Dataset rows for apps and sites
◆ ◆ ◆ ◆

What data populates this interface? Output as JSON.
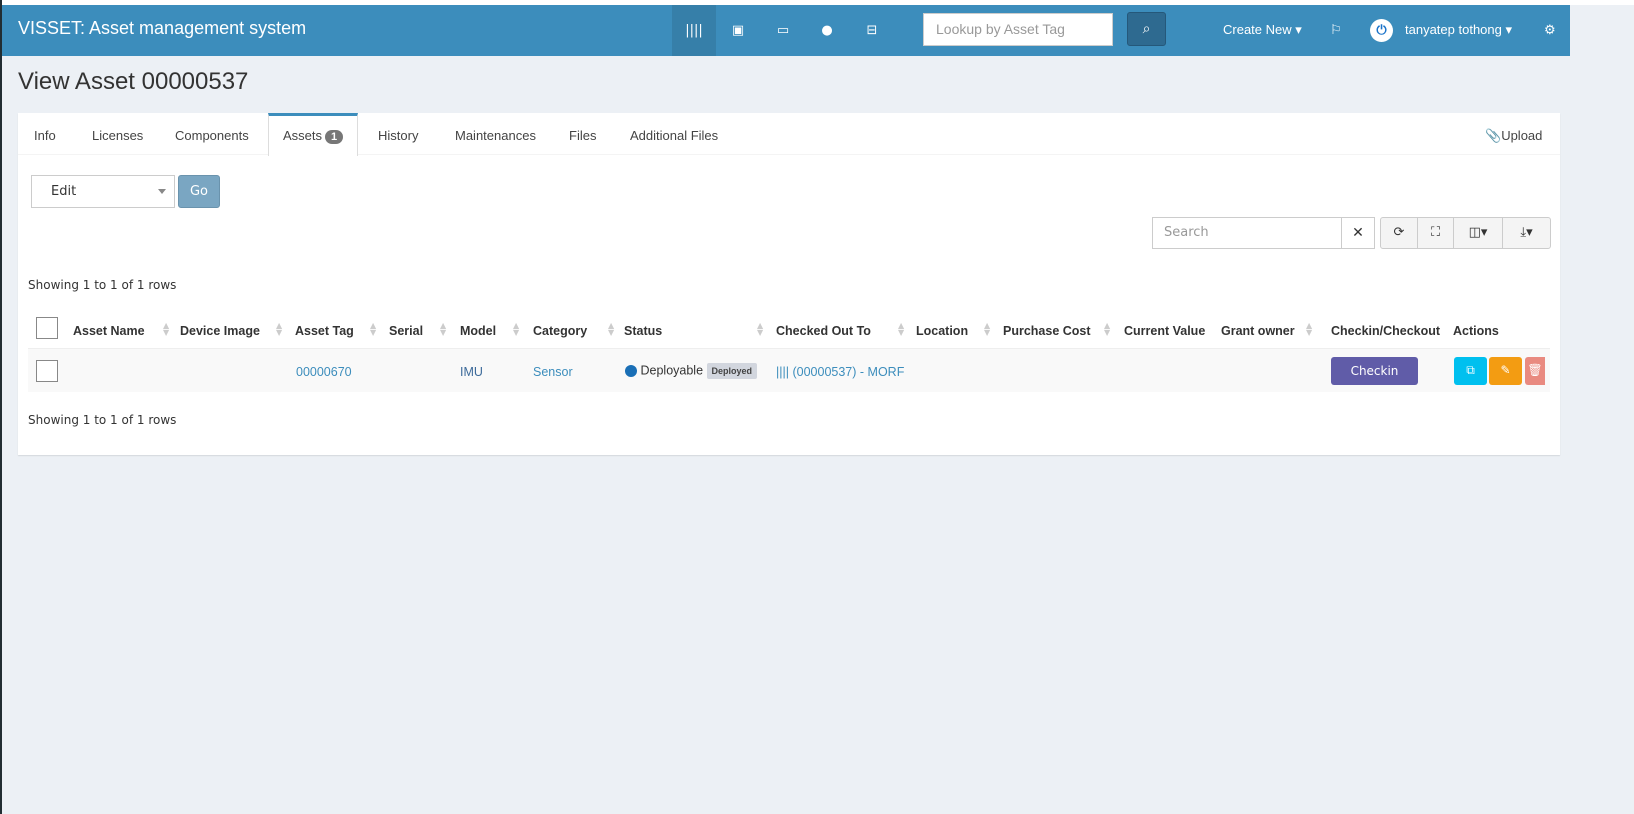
{
  "nav": {
    "brand": "VISSET: Asset management system",
    "lookup_placeholder": "Lookup by Asset Tag",
    "create_new": "Create New",
    "user": "tanyatep tothong"
  },
  "page": {
    "title": "View Asset 00000537"
  },
  "tabs": [
    {
      "label": "Info"
    },
    {
      "label": "Licenses"
    },
    {
      "label": "Components"
    },
    {
      "label": "Assets",
      "badge": "1"
    },
    {
      "label": "History"
    },
    {
      "label": "Maintenances"
    },
    {
      "label": "Files"
    },
    {
      "label": "Additional Files"
    }
  ],
  "upload": "Upload",
  "bulk": {
    "selected": "Edit",
    "go": "Go"
  },
  "search_placeholder": "Search",
  "showing": "Showing 1 to 1 of 1 rows",
  "columns": [
    "Asset Name",
    "Device Image",
    "Asset Tag",
    "Serial",
    "Model",
    "Category",
    "Status",
    "Checked Out To",
    "Location",
    "Purchase Cost",
    "Current Value",
    "Grant owner",
    "Checkin/Checkout",
    "Actions"
  ],
  "rows": [
    {
      "asset_tag": "00000670",
      "model": "IMU",
      "category": "Sensor",
      "status": "Deployable",
      "status_label": "Deployed",
      "checked_out_to": "(00000537) - MORF",
      "checkin": "Checkin"
    }
  ]
}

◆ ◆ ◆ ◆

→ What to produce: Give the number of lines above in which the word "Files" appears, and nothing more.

→ Your response: 2